About this exercise: Without altering a single character, set down all of the data below.

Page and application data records
[Start of Attachment]
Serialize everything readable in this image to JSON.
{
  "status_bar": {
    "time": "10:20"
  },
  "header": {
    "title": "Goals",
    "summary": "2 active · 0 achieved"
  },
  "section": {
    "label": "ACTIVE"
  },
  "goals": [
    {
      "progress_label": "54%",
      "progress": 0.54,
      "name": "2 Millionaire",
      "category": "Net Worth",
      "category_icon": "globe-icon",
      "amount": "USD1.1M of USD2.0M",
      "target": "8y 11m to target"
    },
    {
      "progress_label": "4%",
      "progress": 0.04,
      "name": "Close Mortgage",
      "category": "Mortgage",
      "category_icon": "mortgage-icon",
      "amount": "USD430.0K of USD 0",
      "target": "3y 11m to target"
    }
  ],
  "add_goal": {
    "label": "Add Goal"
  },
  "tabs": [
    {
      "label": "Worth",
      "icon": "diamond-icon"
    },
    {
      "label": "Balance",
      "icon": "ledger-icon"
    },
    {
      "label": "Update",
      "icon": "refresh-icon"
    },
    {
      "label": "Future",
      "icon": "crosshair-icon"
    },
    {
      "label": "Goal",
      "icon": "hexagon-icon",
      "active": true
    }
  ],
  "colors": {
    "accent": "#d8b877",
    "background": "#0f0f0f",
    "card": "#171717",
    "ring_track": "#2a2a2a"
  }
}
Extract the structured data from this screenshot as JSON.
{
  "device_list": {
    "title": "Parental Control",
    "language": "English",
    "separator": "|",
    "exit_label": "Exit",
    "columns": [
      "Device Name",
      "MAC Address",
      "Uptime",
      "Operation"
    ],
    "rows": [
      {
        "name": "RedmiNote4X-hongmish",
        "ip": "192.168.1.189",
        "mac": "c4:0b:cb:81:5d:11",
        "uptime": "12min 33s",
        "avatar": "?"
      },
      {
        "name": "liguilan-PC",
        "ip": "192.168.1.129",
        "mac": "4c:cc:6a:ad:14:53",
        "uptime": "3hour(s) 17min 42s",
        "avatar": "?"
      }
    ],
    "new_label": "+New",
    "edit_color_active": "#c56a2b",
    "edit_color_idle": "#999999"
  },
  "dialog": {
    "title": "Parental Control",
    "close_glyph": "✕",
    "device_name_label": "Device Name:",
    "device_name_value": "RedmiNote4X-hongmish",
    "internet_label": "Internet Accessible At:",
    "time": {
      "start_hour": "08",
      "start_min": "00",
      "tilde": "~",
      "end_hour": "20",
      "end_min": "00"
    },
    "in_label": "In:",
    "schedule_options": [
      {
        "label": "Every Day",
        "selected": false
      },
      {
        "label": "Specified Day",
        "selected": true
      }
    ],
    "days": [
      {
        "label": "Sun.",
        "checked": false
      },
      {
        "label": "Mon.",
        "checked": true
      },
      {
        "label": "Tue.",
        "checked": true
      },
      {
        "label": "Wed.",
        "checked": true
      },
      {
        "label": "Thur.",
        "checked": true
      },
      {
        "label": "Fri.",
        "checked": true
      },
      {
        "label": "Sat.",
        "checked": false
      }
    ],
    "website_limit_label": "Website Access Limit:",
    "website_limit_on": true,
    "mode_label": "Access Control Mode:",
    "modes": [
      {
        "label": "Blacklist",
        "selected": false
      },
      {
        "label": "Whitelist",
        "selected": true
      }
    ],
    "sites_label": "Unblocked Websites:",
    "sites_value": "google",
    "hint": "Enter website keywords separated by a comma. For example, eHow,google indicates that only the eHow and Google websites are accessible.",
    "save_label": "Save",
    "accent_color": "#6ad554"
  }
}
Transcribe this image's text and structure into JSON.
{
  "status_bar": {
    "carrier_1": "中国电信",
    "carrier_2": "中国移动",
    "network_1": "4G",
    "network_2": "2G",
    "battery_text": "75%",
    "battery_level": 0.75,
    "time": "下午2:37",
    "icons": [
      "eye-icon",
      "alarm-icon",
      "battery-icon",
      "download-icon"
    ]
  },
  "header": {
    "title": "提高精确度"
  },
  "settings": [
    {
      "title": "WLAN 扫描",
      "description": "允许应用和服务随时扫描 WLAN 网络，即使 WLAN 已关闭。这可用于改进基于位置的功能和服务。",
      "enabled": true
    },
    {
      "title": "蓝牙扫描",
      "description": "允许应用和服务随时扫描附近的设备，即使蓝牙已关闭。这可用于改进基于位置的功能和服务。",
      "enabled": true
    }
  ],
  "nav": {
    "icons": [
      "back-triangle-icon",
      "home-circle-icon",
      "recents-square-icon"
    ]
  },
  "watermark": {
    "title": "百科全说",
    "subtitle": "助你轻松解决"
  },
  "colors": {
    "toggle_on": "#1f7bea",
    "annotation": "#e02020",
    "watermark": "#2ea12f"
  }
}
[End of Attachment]
Task solution:
Serialize everything readable in this image to JSON.
{
  "status_bar": {
    "time": "10:20"
  },
  "header": {
    "title": "Goals",
    "summary": "2 active · 0 achieved"
  },
  "section": {
    "label": "ACTIVE"
  },
  "goals": [
    {
      "progress_label": "54%",
      "progress": 0.54,
      "name": "2 Millionaire",
      "category": "Net Worth",
      "category_icon": "globe-icon",
      "amount": "USD1.1M of USD2.0M",
      "target": "8y 11m to target"
    },
    {
      "progress_label": "4%",
      "progress": 0.04,
      "name": "Close Mortgage",
      "category": "Mortgage",
      "category_icon": "mortgage-icon",
      "amount": "USD430.0K of USD 0",
      "target": "3y 11m to target"
    }
  ],
  "add_goal": {
    "label": "Add Goal"
  },
  "tabs": [
    {
      "label": "Worth",
      "icon": "diamond-icon"
    },
    {
      "label": "Balance",
      "icon": "ledger-icon"
    },
    {
      "label": "Update",
      "icon": "refresh-icon"
    },
    {
      "label": "Future",
      "icon": "crosshair-icon"
    },
    {
      "label": "Goal",
      "icon": "hexagon-icon",
      "active": true
    }
  ],
  "colors": {
    "accent": "#d8b877",
    "background": "#0f0f0f",
    "card": "#171717",
    "ring_track": "#2a2a2a"
  }
}
Extract the structured data from this screenshot as JSON.
{
  "device_list": {
    "title": "Parental Control",
    "language": "English",
    "separator": "|",
    "exit_label": "Exit",
    "columns": [
      "Device Name",
      "MAC Address",
      "Uptime",
      "Operation"
    ],
    "rows": [
      {
        "name": "RedmiNote4X-hongmish",
        "ip": "192.168.1.189",
        "mac": "c4:0b:cb:81:5d:11",
        "uptime": "12min 33s",
        "avatar": "?"
      },
      {
        "name": "liguilan-PC",
        "ip": "192.168.1.129",
        "mac": "4c:cc:6a:ad:14:53",
        "uptime": "3hour(s) 17min 42s",
        "avatar": "?"
      }
    ],
    "new_label": "+New",
    "edit_color_active": "#c56a2b",
    "edit_color_idle": "#999999"
  },
  "dialog": {
    "title": "Parental Control",
    "close_glyph": "✕",
    "device_name_label": "Device Name:",
    "device_name_value": "RedmiNote4X-hongmish",
    "internet_label": "Internet Accessible At:",
    "time": {
      "start_hour": "08",
      "start_min": "00",
      "tilde": "~",
      "end_hour": "20",
      "end_min": "00"
    },
    "in_label": "In:",
    "schedule_options": [
      {
        "label": "Every Day",
        "selected": false
      },
      {
        "label": "Specified Day",
        "selected": true
      }
    ],
    "days": [
      {
        "label": "Sun.",
        "checked": false
      },
      {
        "label": "Mon.",
        "checked": true
      },
      {
        "label": "Tue.",
        "checked": true
      },
      {
        "label": "Wed.",
        "checked": true
      },
      {
        "label": "Thur.",
        "checked": true
      },
      {
        "label": "Fri.",
        "checked": true
      },
      {
        "label": "Sat.",
        "checked": false
      }
    ],
    "website_limit_label": "Website Access Limit:",
    "website_limit_on": true,
    "mode_label": "Access Control Mode:",
    "modes": [
      {
        "label": "Blacklist",
        "selected": false
      },
      {
        "label": "Whitelist",
        "selected": true
      }
    ],
    "sites_label": "Unblocked Websites:",
    "sites_value": "google",
    "hint": "Enter website keywords separated by a comma. For example, eHow,google indicates that only the eHow and Google websites are accessible.",
    "save_label": "Save",
    "accent_color": "#6ad554"
  }
}
Transcribe this image's text and structure into JSON.
{
  "status_bar": {
    "carrier_1": "中国电信",
    "carrier_2": "中国移动",
    "network_1": "4G",
    "network_2": "2G",
    "battery_text": "75%",
    "battery_level": 0.75,
    "time": "下午2:37",
    "icons": [
      "eye-icon",
      "alarm-icon",
      "battery-icon",
      "download-icon"
    ]
  },
  "header": {
    "title": "提高精确度"
  },
  "settings": [
    {
      "title": "WLAN 扫描",
      "description": "允许应用和服务随时扫描 WLAN 网络，即使 WLAN 已关闭。这可用于改进基于位置的功能和服务。",
      "enabled": true
    },
    {
      "title": "蓝牙扫描",
      "description": "允许应用和服务随时扫描附近的设备，即使蓝牙已关闭。这可用于改进基于位置的功能和服务。",
      "enabled": true
    }
  ],
  "nav": {
    "icons": [
      "back-triangle-icon",
      "home-circle-icon",
      "recents-square-icon"
    ]
  },
  "watermark": {
    "title": "百科全说",
    "subtitle": "助你轻松解决"
  },
  "colors": {
    "toggle_on": "#1f7bea",
    "annotation": "#e02020",
    "watermark": "#2ea12f"
  }
}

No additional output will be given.